Try it
Images should be omitted while the rest of the data is duplicated exactly.

Data records for software interfaces
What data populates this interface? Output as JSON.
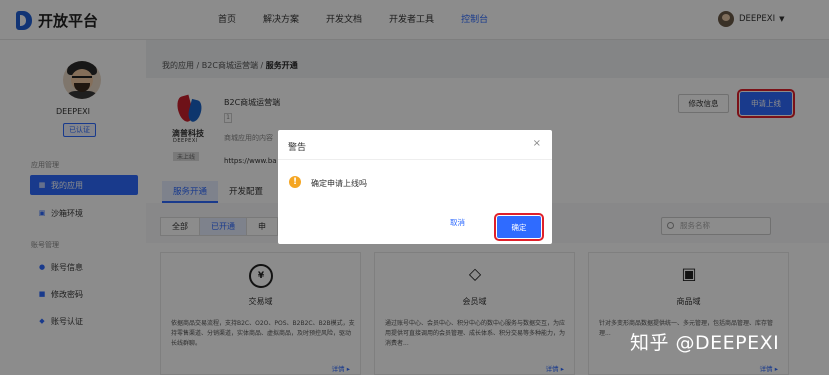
{
  "header": {
    "brand": "开放平台",
    "nav": [
      "首页",
      "解决方案",
      "开发文档",
      "开发者工具",
      "控制台"
    ],
    "active_nav": "控制台",
    "user": "DEEPEXI",
    "caret": "▼"
  },
  "sidebar": {
    "user_name": "DEEPEXI",
    "verified": "已认证",
    "app_section": "应用管理",
    "app_items": [
      {
        "label": "我的应用",
        "icon": "grid-icon"
      },
      {
        "label": "沙箱环境",
        "icon": "sandbox-icon"
      }
    ],
    "account_section": "账号管理",
    "account_items": [
      {
        "label": "账号信息",
        "icon": "user-icon"
      },
      {
        "label": "修改密码",
        "icon": "lock-icon"
      },
      {
        "label": "账号认证",
        "icon": "shield-icon"
      }
    ]
  },
  "breadcrumb": {
    "a": "我的应用",
    "b": "B2C商城运营端",
    "c": "服务开通",
    "sep": "/"
  },
  "app": {
    "logo_cn": "滴普科技",
    "logo_en": "DEEPEXI",
    "tag": "未上线",
    "name": "B2C商城运营端",
    "version": "1",
    "desc": "商城应用的内容",
    "url": "https://www.ba"
  },
  "actions": {
    "edit": "修改信息",
    "online": "申请上线"
  },
  "tabs": [
    "服务开通",
    "开发配置"
  ],
  "filters": [
    "全部",
    "已开通",
    "申"
  ],
  "search_placeholder": "服务名称",
  "modules": [
    {
      "icon": "¥",
      "title": "交易域",
      "desc": "依据商品交易流程，支持B2C、O2O、POS、B2B2C、B2B模式，支持零售渠道、分销渠道，实体商品、虚拟商品，及时预控风险，驱动长线群聊。",
      "more": "详情 ▸"
    },
    {
      "icon": "◇",
      "title": "会员域",
      "desc": "通过账号中心、会员中心、积分中心的数中心服务与数据交互，为应用提供可直接调用的会员管理、成长体系、积分交易等多种能力，为消费者...",
      "more": "详情 ▸"
    },
    {
      "icon": "▣",
      "title": "商品域",
      "desc": "针对多变形商品数据提供统一、多元管理，包括商品管理、库存管理...",
      "more": "详情 ▸"
    }
  ],
  "dialog": {
    "title": "警告",
    "close": "×",
    "message": "确定申请上线吗",
    "cancel": "取消",
    "ok": "确定"
  },
  "watermark": "知乎 @DEEPEXI"
}
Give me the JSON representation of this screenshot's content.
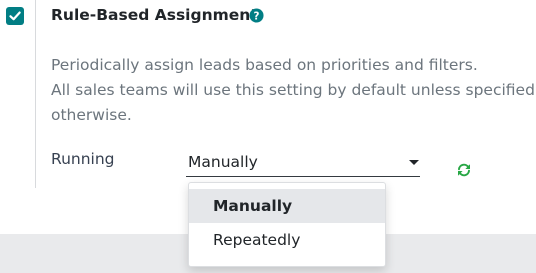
{
  "setting": {
    "title": "Rule-Based Assignment",
    "enabled": true,
    "help_icon": "question-circle-icon",
    "description": [
      "Periodically assign leads based on priorities and filters.",
      "All sales teams will use this setting by default unless specified",
      "otherwise."
    ]
  },
  "running": {
    "label": "Running",
    "value": "Manually",
    "refresh_icon": "refresh-icon",
    "options": [
      {
        "label": "Manually",
        "selected": true
      },
      {
        "label": "Repeatedly",
        "selected": false
      }
    ]
  },
  "colors": {
    "checkbox": "#017e84",
    "help_icon": "#017e84",
    "refresh_icon": "#28a745"
  }
}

Output below
What data populates this interface? Output as JSON.
{
  "header": {
    "brand": "开放平台",
    "nav": [
      "首页",
      "解决方案",
      "开发文档",
      "开发者工具",
      "控制台"
    ],
    "active_nav": "控制台",
    "user": "DEEPEXI",
    "caret": "▼"
  },
  "sidebar": {
    "user_name": "DEEPEXI",
    "verified": "已认证",
    "app_section": "应用管理",
    "app_items": [
      {
        "label": "我的应用",
        "icon": "grid-icon"
      },
      {
        "label": "沙箱环境",
        "icon": "sandbox-icon"
      }
    ],
    "account_section": "账号管理",
    "account_items": [
      {
        "label": "账号信息",
        "icon": "user-icon"
      },
      {
        "label": "修改密码",
        "icon": "lock-icon"
      },
      {
        "label": "账号认证",
        "icon": "shield-icon"
      }
    ]
  },
  "breadcrumb": {
    "a": "我的应用",
    "b": "B2C商城运营端",
    "c": "服务开通",
    "sep": "/"
  },
  "app": {
    "logo_cn": "滴普科技",
    "logo_en": "DEEPEXI",
    "tag": "未上线",
    "name": "B2C商城运营端",
    "version": "1",
    "desc": "商城应用的内容",
    "url": "https://www.ba"
  },
  "actions": {
    "edit": "修改信息",
    "online": "申请上线"
  },
  "tabs": [
    "服务开通",
    "开发配置"
  ],
  "filters": [
    "全部",
    "已开通",
    "申"
  ],
  "search_placeholder": "服务名称",
  "modules": [
    {
      "icon": "¥",
      "title": "交易域",
      "desc": "依据商品交易流程，支持B2C、O2O、POS、B2B2C、B2B模式，支持零售渠道、分销渠道，实体商品、虚拟商品，及时预控风险，驱动长线群聊。",
      "more": "详情 ▸"
    },
    {
      "icon": "◇",
      "title": "会员域",
      "desc": "通过账号中心、会员中心、积分中心的数中心服务与数据交互，为应用提供可直接调用的会员管理、成长体系、积分交易等多种能力，为消费者...",
      "more": "详情 ▸"
    },
    {
      "icon": "▣",
      "title": "商品域",
      "desc": "针对多变形商品数据提供统一、多元管理，包括商品管理、库存管理...",
      "more": "详情 ▸"
    }
  ],
  "dialog": {
    "title": "警告",
    "close": "×",
    "message": "确定申请上线吗",
    "cancel": "取消",
    "ok": "确定"
  },
  "watermark": "知乎 @DEEPEXI"
}
Give me the JSON representation of this screenshot's content.
{
  "setting": {
    "title": "Rule-Based Assignment",
    "enabled": true,
    "help_icon": "question-circle-icon",
    "description": [
      "Periodically assign leads based on priorities and filters.",
      "All sales teams will use this setting by default unless specified",
      "otherwise."
    ]
  },
  "running": {
    "label": "Running",
    "value": "Manually",
    "refresh_icon": "refresh-icon",
    "options": [
      {
        "label": "Manually",
        "selected": true
      },
      {
        "label": "Repeatedly",
        "selected": false
      }
    ]
  },
  "colors": {
    "checkbox": "#017e84",
    "help_icon": "#017e84",
    "refresh_icon": "#28a745"
  }
}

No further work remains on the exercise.